As most or even all Apple products, the new MacBook comes in a fancy box, with all the stuff that belongs to it neatly and (truly) very well organized and stored inside. I was surprised to see that this is really the fact, it´s probably the first time I am able to repack a box with an electronic gadget to its original state without anything protruding and/or bulging out. Plus, this might be of interest to the more environmentally conscious ones among us, Apple claims considerable reduction of the size of the box for the new MacBook compared to the box of the previous version, and thereby reducing the amount of material used in its production, amount of waste for disposal, and by using mostly paper, also a much easier to dispose of packaging. Plus, greater capacity per pallet in transportation, i.e., lower fuel consumption, and much "greener" notebook. Well, I could not care less for any of this eco-stuff, but the box really is fancy and well though-out.
Contrary to all the advertisement saying that Mac is an out of the box experience and ready to use, I had to take a different path. Since I had the original hard drive replaced at the time of purchase, I ended with a clean disk inside the machine which naturally cancels any of the out of the box experience and one has to start from a scratch. Since the shop where I bought it would have had to charge me 79,- € extra for installing the operating system, I concluded that it is best to do it myself. The same money was requested for the Windows installation using Bootcamp in Mac OS X (more on that some other time).
Since after first starting the computer, it (naturally) did not find any system disk (or rather partition), I inserted the Mac OS X installation disk into the drive and restarted. The installation disk was recognized, and the first thing I was offered was some kind of partitioning tool. The tool was very simple to use (as long as one knows what a partition is, and what it is there for), and it was a simple matter of following the onscreen instructions and clicking the "next" and "yes" buttons to get the hard drive ready for the system. Contrary to my expectations, neither the machine not the tool put up any "resistance" and everything went fine and easy the very first time. I have some previous experience doing this in DOS and Windows, and have to say, wow, this was easy. By the way, unlike in DOS and Windows, I did not have to format the hard drive after creating the partition, and the process continued to installing the Mac OS X.

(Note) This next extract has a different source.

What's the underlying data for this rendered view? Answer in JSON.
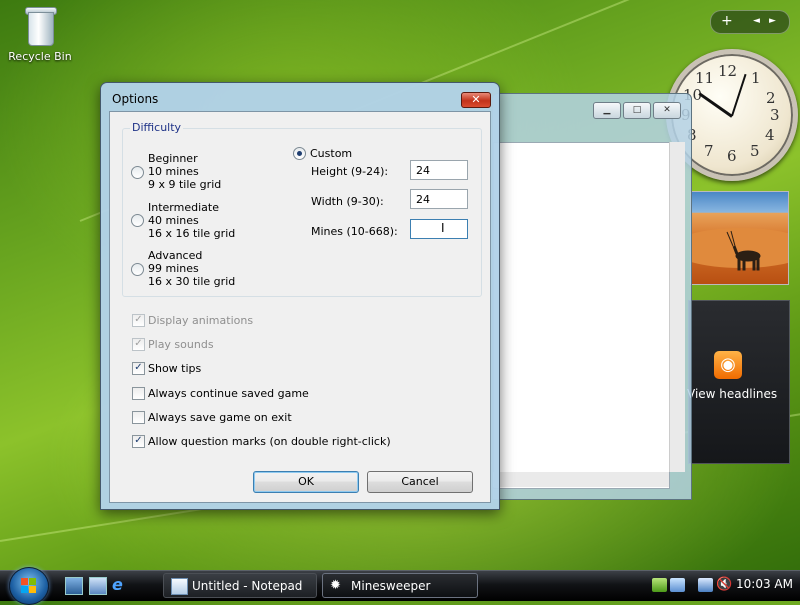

The installation was fairly fast and without any glitches. The longest task that had to be completed during the installation was the initial check of the media (the DVD) at the beginning of the process. There was a button allowing me to skip this check of the installation medium, however (coming from Windows) I decided to let the software do its "thing", and not to interfere with it. On the other hand, by being more "courageous" and clicking the skip button I would have saved some 45 minutes of my life. Besides that, everything went fine, easy, and surprisingly fast. There was the usual license agreement (or rather service level agreement, as Apple chose to call it), I was given the option to choose language which the OS should appear in (and if I am not mistaken, I can switch it anytime I need/want without reinstalling the OS), I chose the default keyboard layout, and probably some other small things one choses and does when installing a new operating system into a computer. To sum it up: the installation of the Mac OS X was uneventful, even boring, and that is a good thing.
After that I too was able to get the out of the box experience, just slightly delayed. Overall, I have to say that not having the system pre-installed and doing it myself was so little trouble it is not worth mentioning, and the considerably larger hard drive by far outweighs any of the (very mild and slight) effort I had to put into setting the computer up.
Disclaimer: Nothing in this blog constitutes in any form any advice, recommendation, guide and/or guidelines. If you use, imitate, implement and/or follow any of the actions described, you are and will be the only person responsible and/or liable. The author of this blog does not guarantee and/or recommend anything!